Wilson is a prominent proponent of the concept of group selection (also known as multi-level selection) in evolution. He and Elliott Sober proposed a framework called multilevel selection theory, which incorporates the more orthodox approach of gene-level selection and individual selection, in their book Unto Others. This framework argues that while genes serve as the means by which organisms' designs are transmitted across generations, individuals and groups are vehicles for those genes and both are arenas for genes to act on. Indeed, genes themselves can be affected by selection, not just because of their effects on the design of their vehicle (the organism) but also because of their effect on the functioning of the DNA on which they reside. Hence the notion of multilevel selection. Wilson has also coined the concept of a trait-group, a group of organisms linked not permanently as a group but having a shared fate due to interactions that they have.

Wilson has described himself as an "enthusiastic proponent" of the extended evolutionary synthesis.[2]


  • Unto Others (1998) co-edited with Elliott Sober. (Proposition of a framework called multilevel selection theory, which incorporates the more orthodox approach of gene-level selection and individual selection).
  • Darwin's Cathedral (2002) (Religion as a multi-level adaptation).
  • Rethinking the Theoretical Foundation of Sociobiology (2006) co-edited with E. O. Wilson
  • Evolution for Everyone: How Darwin's Theory Can Change the Way We Think About Our Lives (2007)
  • The Neighborhood Project: Using Evolution to Improve My City, One Block at a Time (2011)
  • Pathological Altruism (2011) co-edited with Barbara Oakley, Ariel Knafo, and Guruprasad Madhavan.
  • Does Altruism Exist?: Culture, Genes, and the Welfare of Others (2015)
  • The Literary Animal: Evolution and the Nature of Narrative (2005) co-edited with Jonathan Gottschall
  • This View of Life Completing the Darwinian Revolution, Pantheon Books, [2019]
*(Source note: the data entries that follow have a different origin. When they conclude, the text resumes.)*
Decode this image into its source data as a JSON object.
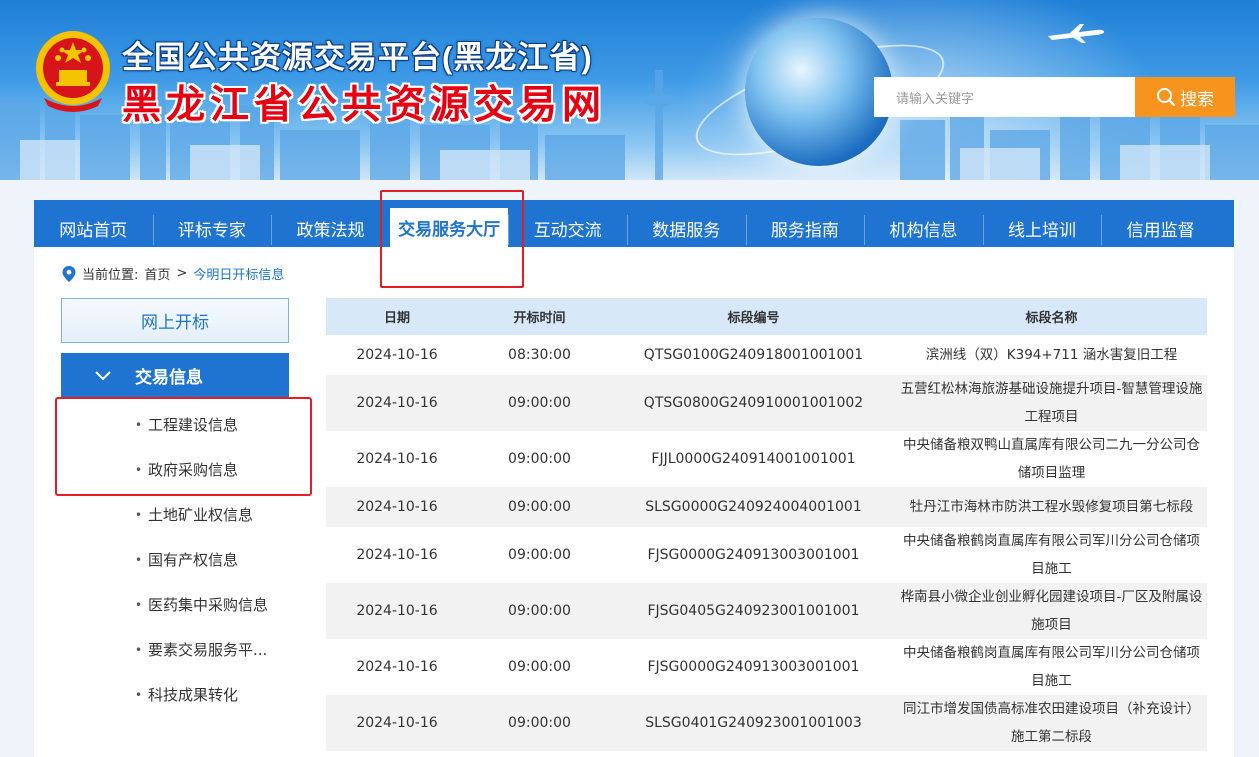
{
  "header": {
    "title_line1": "全国公共资源交易平台(黑龙江省)",
    "title_line2": "黑龙江省公共资源交易网",
    "search_placeholder": "请输入关键字",
    "search_button": "搜索"
  },
  "nav": {
    "items": [
      "网站首页",
      "评标专家",
      "政策法规",
      "交易服务大厅",
      "互动交流",
      "数据服务",
      "服务指南",
      "机构信息",
      "线上培训",
      "信用监督"
    ],
    "active_index": 3
  },
  "breadcrumb": {
    "prefix": "当前位置:",
    "home": "首页",
    "separator": ">",
    "current": "今明日开标信息"
  },
  "sidebar": {
    "online_button": "网上开标",
    "section_title": "交易信息",
    "items": [
      "工程建设信息",
      "政府采购信息",
      "土地矿业权信息",
      "国有产权信息",
      "医药集中采购信息",
      "要素交易服务平...",
      "科技成果转化"
    ]
  },
  "table": {
    "headers": [
      "日期",
      "开标时间",
      "标段编号",
      "标段名称"
    ],
    "rows": [
      {
        "date": "2024-10-16",
        "time": "08:30:00",
        "code": "QTSG0100G240918001001001",
        "name": "滨洲线（双）K394+711 涵水害复旧工程"
      },
      {
        "date": "2024-10-16",
        "time": "09:00:00",
        "code": "QTSG0800G240910001001002",
        "name": "五营红松林海旅游基础设施提升项目-智慧管理设施工程项目"
      },
      {
        "date": "2024-10-16",
        "time": "09:00:00",
        "code": "FJJL0000G240914001001001",
        "name": "中央储备粮双鸭山直属库有限公司二九一分公司仓储项目监理"
      },
      {
        "date": "2024-10-16",
        "time": "09:00:00",
        "code": "SLSG0000G240924004001001",
        "name": "牡丹江市海林市防洪工程水毁修复项目第七标段"
      },
      {
        "date": "2024-10-16",
        "time": "09:00:00",
        "code": "FJSG0000G240913003001001",
        "name": "中央储备粮鹤岗直属库有限公司军川分公司仓储项目施工"
      },
      {
        "date": "2024-10-16",
        "time": "09:00:00",
        "code": "FJSG0405G240923001001001",
        "name": "桦南县小微企业创业孵化园建设项目-厂区及附属设施项目"
      },
      {
        "date": "2024-10-16",
        "time": "09:00:00",
        "code": "FJSG0000G240913003001001",
        "name": "中央储备粮鹤岗直属库有限公司军川分公司仓储项目施工"
      },
      {
        "date": "2024-10-16",
        "time": "09:00:00",
        "code": "SLSG0401G240923001001003",
        "name": "同江市增发国债高标准农田建设项目（补充设计）施工第二标段"
      }
    ]
  },
  "colors": {
    "primary_blue": "#1e74d0",
    "search_orange": "#f7941d",
    "highlight_red": "#e51c23"
  }
}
Wilson's book Darwin's Cathedral proposes that religion is a multi-level adaptation, a product of cultural evolution developed through a process of multi-level selection for more cooperative and cohesive groups. His book Evolution for Everyone: How Darwin's Theory Can Change the Way We Think About Our Lives attempts to give an introduction to evolution for a broad audience, detailing the various ways in which evolution can be applied to everyday affairs. There is also a class at Binghamton University that is called "Evolution for Everyone", and students are required to read the book as part of the class.
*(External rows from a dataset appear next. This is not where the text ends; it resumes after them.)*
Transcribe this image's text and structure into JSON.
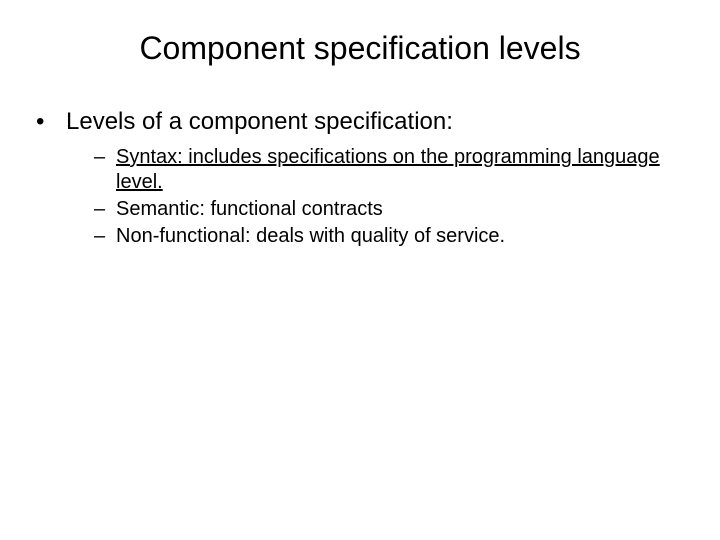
{
  "title": "Component specification levels",
  "bullet_l1": "Levels of  a component specification:",
  "sub_bullets": [
    {
      "text": "Syntax: includes specifications on the programming language level.",
      "underline": true
    },
    {
      "text": "Semantic: functional contracts",
      "underline": false
    },
    {
      "text": "Non-functional: deals with quality of service.",
      "underline": false
    }
  ],
  "markers": {
    "l1": "•",
    "l2": "–"
  }
}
Wilson's book for a general audience is The Neighborhood Project: Using Evolution to Improve My City, One Block at a Time, published in August 2011. Wilson also co-edited Pathological Altruism published by Oxford University Press in November 2011 with Barbara Oakley, Ariel Knafo, and Guruprasad Madhavan.

Wilson and his co-author E. O. Wilson have become well known[citation needed] for the quote, "Selfishness beats altruism within groups. Altruistic groups beat selfish groups. Everything else is commentary". This quotation appeared in their paper, "Rethinking the Theoretical Foundation of Sociobiology".

Wilson is a blogger for the ScienceBlogs,[3] where he extensively discusses and defends both the theory of evolution and his multilevel selection model.

Wilson's latest book for a general audience is This View of Life: Completing the Darwinian Revolution, published in 2019. The evolutionary biologist builds on decades of research to outline a paradigm-changing new approach to the applications of evolutionary theory in today's social and cultural institutions.


  1. ^ "Red in Tooth and Claw Among the Literati" (PDF). Science. May 6, 2011. Archived from the original (PDF) on April 25, 2012. Retrieved 2012-01-31.
  2. ^ "David Sloan Wilson Interview". Retrieved July 1, 2018.
  3. ^ "David Sloan Wilson's blog at ScienceBlogs".

External links